== Segment start ==

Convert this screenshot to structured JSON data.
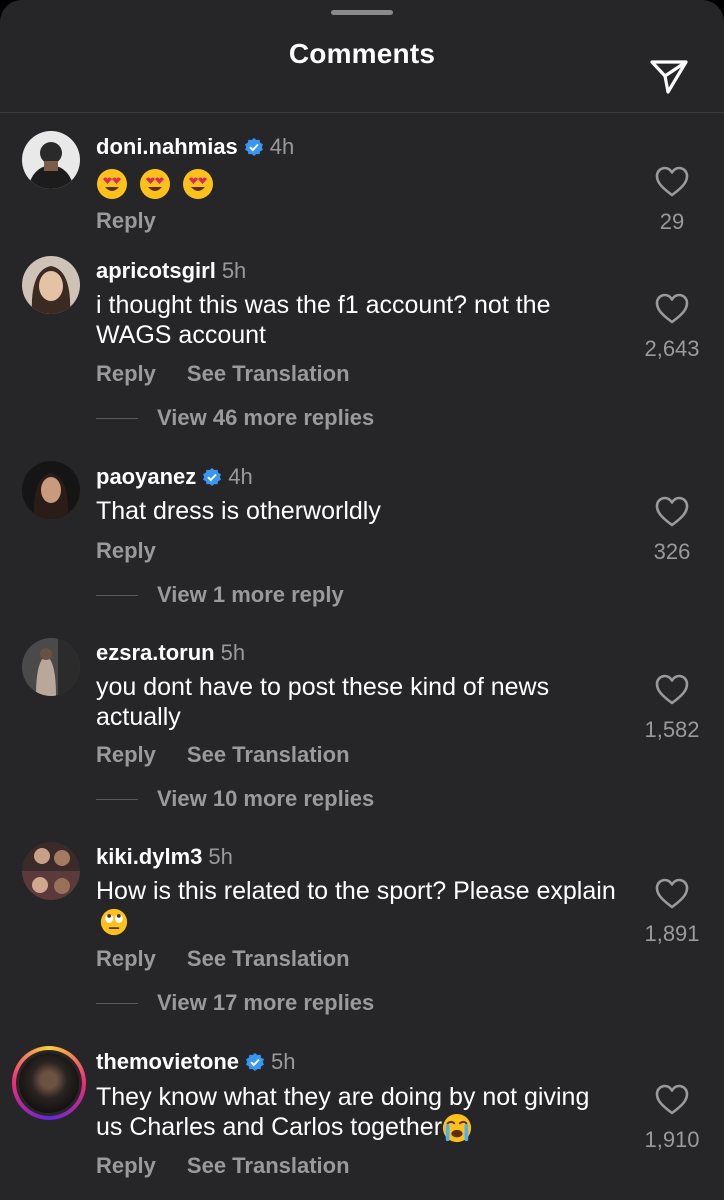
{
  "header": {
    "title": "Comments",
    "share_icon": "send-icon"
  },
  "comments": [
    {
      "username": "doni.nahmias",
      "verified": true,
      "time": "4h",
      "text": "",
      "emoji": "heart-eyes x3",
      "likes": "29",
      "reply": "Reply"
    },
    {
      "username": "apricotsgirl",
      "verified": false,
      "time": "5h",
      "text": "i thought this was the f1 account? not the WAGS account",
      "likes": "2,643",
      "reply": "Reply",
      "translate": "See Translation",
      "view_replies": "View 46 more replies"
    },
    {
      "username": "paoyanez",
      "verified": true,
      "time": "4h",
      "text": "That dress is otherworldly",
      "likes": "326",
      "reply": "Reply",
      "view_replies": "View 1 more reply"
    },
    {
      "username": "ezsra.torun",
      "verified": false,
      "time": "5h",
      "text": "you dont have to post these kind of news actually",
      "likes": "1,582",
      "reply": "Reply",
      "translate": "See Translation",
      "view_replies": "View 10 more replies"
    },
    {
      "username": "kiki.dylm3",
      "verified": false,
      "time": "5h",
      "text": "How is this related to the sport? Please explain",
      "emoji": "eye-roll",
      "likes": "1,891",
      "reply": "Reply",
      "translate": "See Translation",
      "view_replies": "View 17 more replies"
    },
    {
      "username": "themovietone",
      "verified": true,
      "time": "5h",
      "text": "They know what they are doing by not giving us Charles and Carlos together",
      "emoji": "crying",
      "likes": "1,910",
      "reply": "Reply",
      "translate": "See Translation"
    }
  ],
  "colors": {
    "background": "#262628",
    "secondary_text": "#9a9a9e",
    "verified": "#3897f0"
  }
}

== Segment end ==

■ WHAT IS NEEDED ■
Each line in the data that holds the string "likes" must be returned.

■ OUTPUT OF THE EXERCISE ■
      "likes": "29",
      "likes": "2,643",
      "likes": "326",
      "likes": "1,582",
      "likes": "1,891",
      "likes": "1,910",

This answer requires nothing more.